Nomads abound, especially these days as the grey variety stock up their caravans or Winnebagos to go touring. The holiday parks are packed with them. I guess I became a nomad when Dad sold the farm at Imbil in Queensland and moved the family to Boreen Point, a lovely spot on the shore of Lake Cootharaba. I was four years old. Later we travelled in a family group when my Uncle, Aunty and their two children joined us. We’d moved from Boreen Point to Pomona and Mum had decided to make tracks, leaving Dad to care for my brother, sister and myself. Aunty Dorrie to the rescue! Then the men got the brilliant idea there was money to be made fencing sheep stations west of Dirrinbandi.
The old green truck was packed up to the extent that the chicken coop was strapped to the roof of the cab. Tents, canvas water bags, Tilly lights and camping gear were thrown aboard. Mattresses stowed amongst the gear served as seats for the five children while the three adults travelled in the cab. On reaching our destination the tents were pitched and the campsite set up. We lived in the middle of the bush for many months and we thought it a great life. There was an abundance of wildlife and I had a pet Emu for a while. Aunty Dorrie taught us our school lessons via correspondence. When the fencing contract ended we moved into Dirrinbandi where Dad got a job with the railways. He was soon transferred to Mount Tyson, a small town near Toowoomba, where we attended school.
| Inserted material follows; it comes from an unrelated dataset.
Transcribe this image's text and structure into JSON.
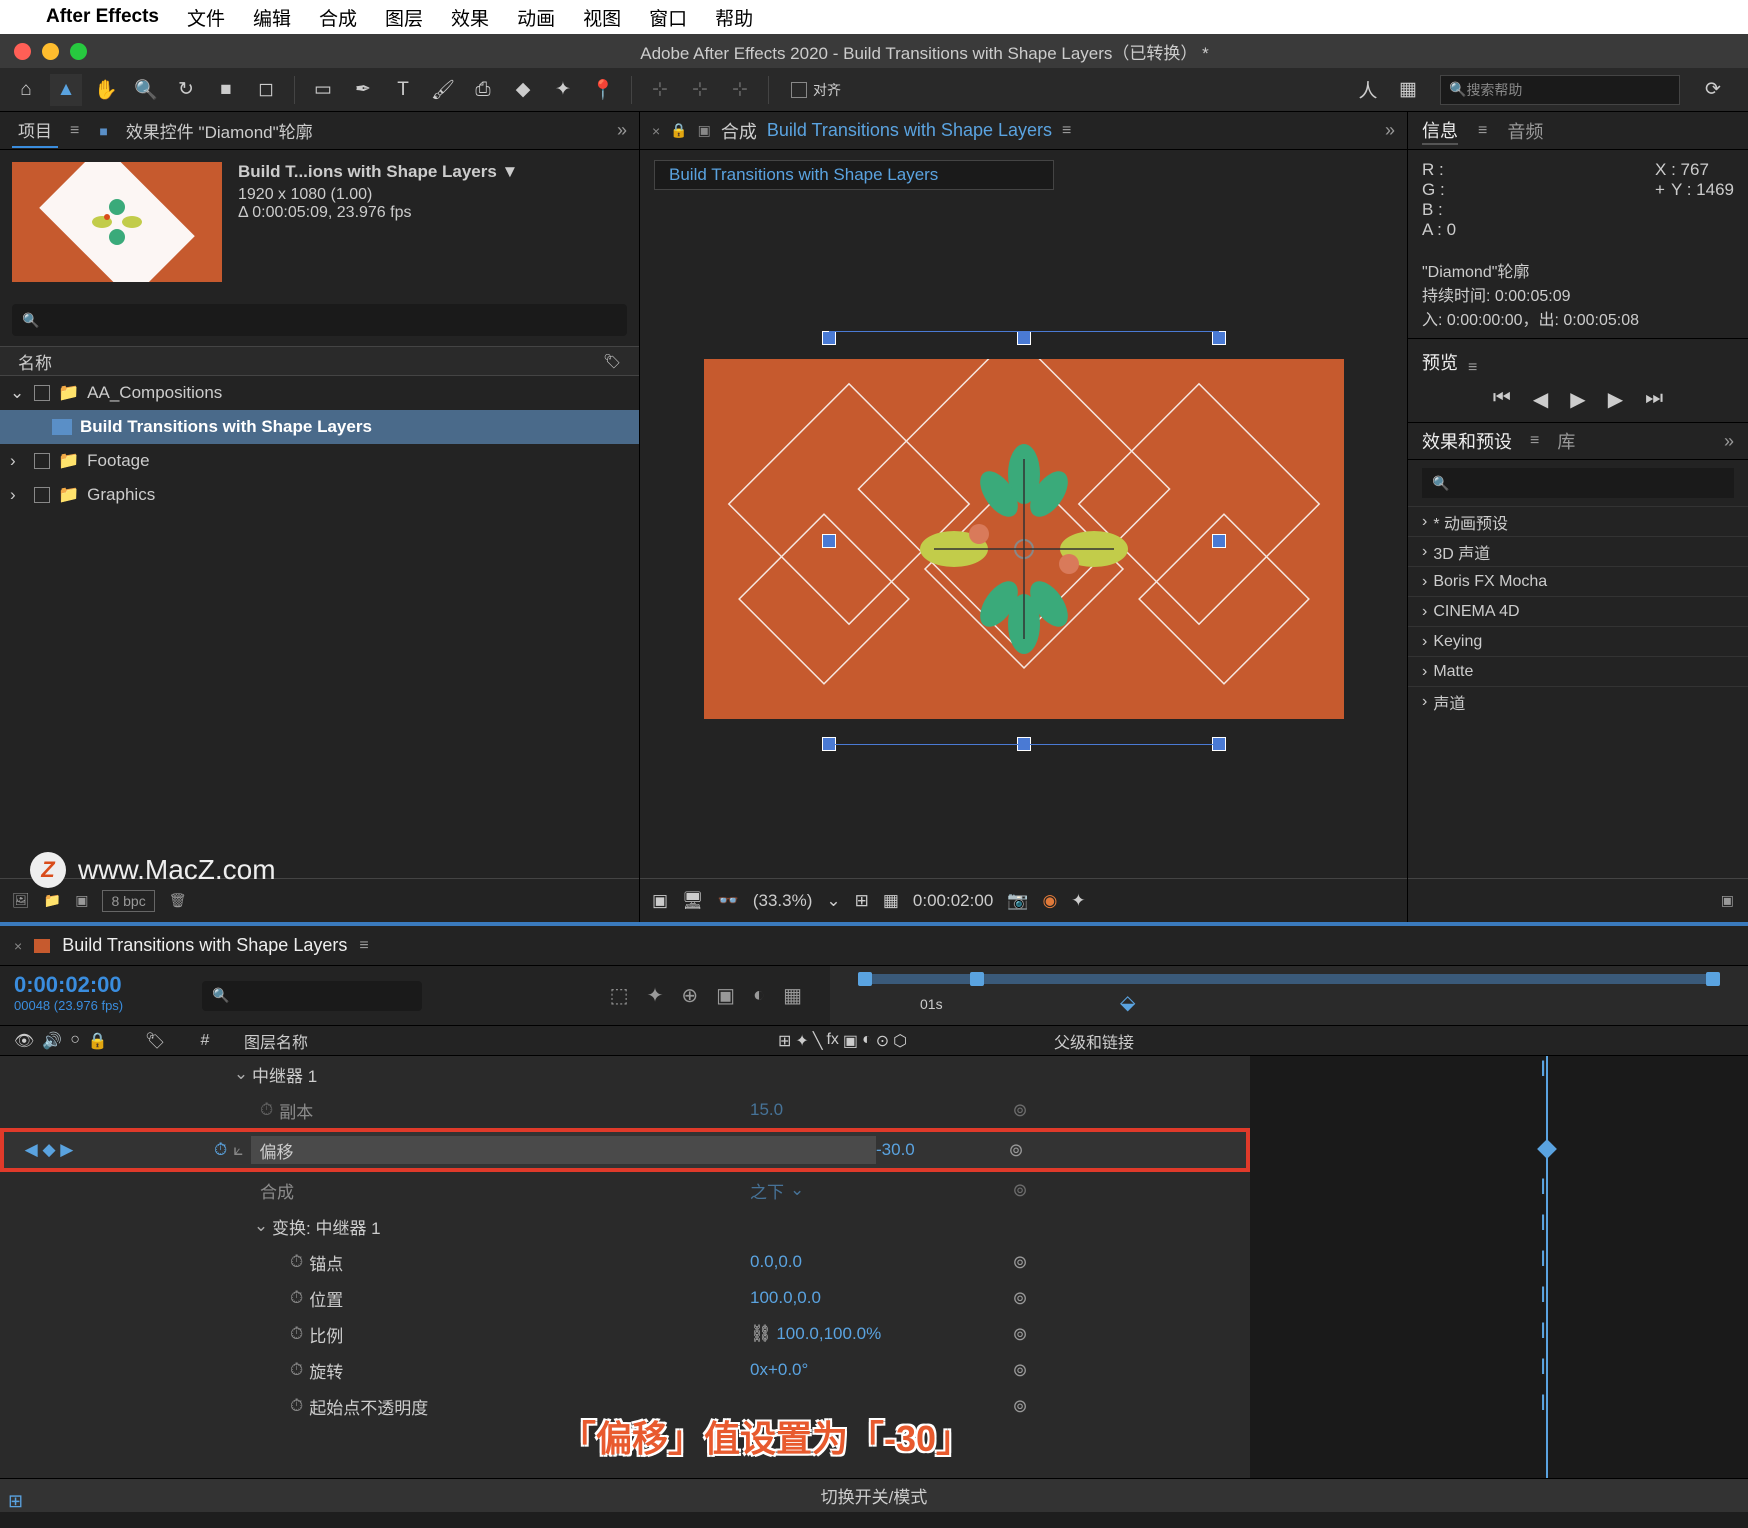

My teacher’s name was Miss Seganto. I liked her a lot. I quickly caught up with the rest of the class so our correspondence lessons proved to have been successful. One day Miss Seganto spoke to me as I was leaving the classroom. She opened the doors of a big green cupboard that stood in the corner of the room and showed me shelves filled with books. I was allowed to take a book to read anytime I wanted. It was like discovering a goldmine! I avidly read everything in that cupboard.
We moved around a lot more after that but my love of reading had been well entrenched. I entered my first writing competition at the next place we lived with a short story called “My Rascally Brother”. It won second prize.
After many years of location shifts with my husband, who was employed mainly in the retail industry, with a six year interlude as a Youth Pastor, I’ve retired. I now have much more time for reading and writing. But we’ve bought a caravan. It won’t be long before we’re on the road again. My laptop and broadband make a portable life easy! A couple of months in Queensland during winter is sounding good! I’ll look up Miss Seganto, who married a local farmer and is now Mrs Janke. I’ve been in touch and she is now 84 years old, in fine form and is looking forward to seeing me again. What a wonderful lady she is.
Shirley Rose Chalmers